- Problem requirements:
Line by line, set down all the data below exactly, omitting any picture.

- The data:
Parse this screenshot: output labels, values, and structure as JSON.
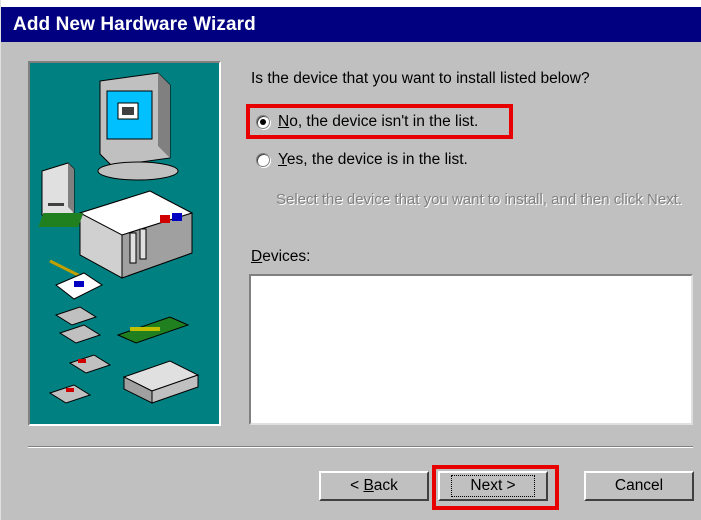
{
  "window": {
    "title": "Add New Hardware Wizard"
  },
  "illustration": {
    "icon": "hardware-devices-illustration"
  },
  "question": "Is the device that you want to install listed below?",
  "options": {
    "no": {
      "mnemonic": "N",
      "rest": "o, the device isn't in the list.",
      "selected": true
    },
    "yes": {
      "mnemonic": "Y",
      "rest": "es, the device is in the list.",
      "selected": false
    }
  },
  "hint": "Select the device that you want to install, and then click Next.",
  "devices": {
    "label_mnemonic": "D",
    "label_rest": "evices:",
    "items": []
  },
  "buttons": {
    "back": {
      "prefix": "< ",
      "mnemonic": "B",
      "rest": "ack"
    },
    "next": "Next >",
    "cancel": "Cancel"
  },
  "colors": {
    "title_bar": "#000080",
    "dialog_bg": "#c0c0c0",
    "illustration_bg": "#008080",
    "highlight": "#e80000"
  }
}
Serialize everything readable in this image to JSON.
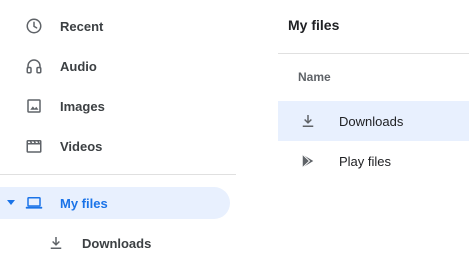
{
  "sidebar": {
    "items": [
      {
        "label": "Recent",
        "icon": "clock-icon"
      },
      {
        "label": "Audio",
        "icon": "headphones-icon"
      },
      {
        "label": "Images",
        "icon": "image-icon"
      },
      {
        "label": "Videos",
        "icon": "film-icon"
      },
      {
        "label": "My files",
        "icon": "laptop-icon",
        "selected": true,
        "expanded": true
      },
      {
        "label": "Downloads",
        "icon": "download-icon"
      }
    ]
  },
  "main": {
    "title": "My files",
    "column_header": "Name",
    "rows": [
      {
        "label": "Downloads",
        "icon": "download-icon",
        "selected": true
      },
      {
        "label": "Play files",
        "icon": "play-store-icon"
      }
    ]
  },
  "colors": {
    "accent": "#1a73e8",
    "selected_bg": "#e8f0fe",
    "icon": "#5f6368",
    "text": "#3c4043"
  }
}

- Answer box:
Parse this screenshot: output labels, values, and structure as JSON.
{
  "window": {
    "title": "Add New Hardware Wizard"
  },
  "illustration": {
    "icon": "hardware-devices-illustration"
  },
  "question": "Is the device that you want to install listed below?",
  "options": {
    "no": {
      "mnemonic": "N",
      "rest": "o, the device isn't in the list.",
      "selected": true
    },
    "yes": {
      "mnemonic": "Y",
      "rest": "es, the device is in the list.",
      "selected": false
    }
  },
  "hint": "Select the device that you want to install, and then click Next.",
  "devices": {
    "label_mnemonic": "D",
    "label_rest": "evices:",
    "items": []
  },
  "buttons": {
    "back": {
      "prefix": "< ",
      "mnemonic": "B",
      "rest": "ack"
    },
    "next": "Next >",
    "cancel": "Cancel"
  },
  "colors": {
    "title_bar": "#000080",
    "dialog_bg": "#c0c0c0",
    "illustration_bg": "#008080",
    "highlight": "#e80000"
  }
}
Serialize everything readable in this image to JSON.
{
  "sidebar": {
    "items": [
      {
        "label": "Recent",
        "icon": "clock-icon"
      },
      {
        "label": "Audio",
        "icon": "headphones-icon"
      },
      {
        "label": "Images",
        "icon": "image-icon"
      },
      {
        "label": "Videos",
        "icon": "film-icon"
      },
      {
        "label": "My files",
        "icon": "laptop-icon",
        "selected": true,
        "expanded": true
      },
      {
        "label": "Downloads",
        "icon": "download-icon"
      }
    ]
  },
  "main": {
    "title": "My files",
    "column_header": "Name",
    "rows": [
      {
        "label": "Downloads",
        "icon": "download-icon",
        "selected": true
      },
      {
        "label": "Play files",
        "icon": "play-store-icon"
      }
    ]
  },
  "colors": {
    "accent": "#1a73e8",
    "selected_bg": "#e8f0fe",
    "icon": "#5f6368",
    "text": "#3c4043"
  }
}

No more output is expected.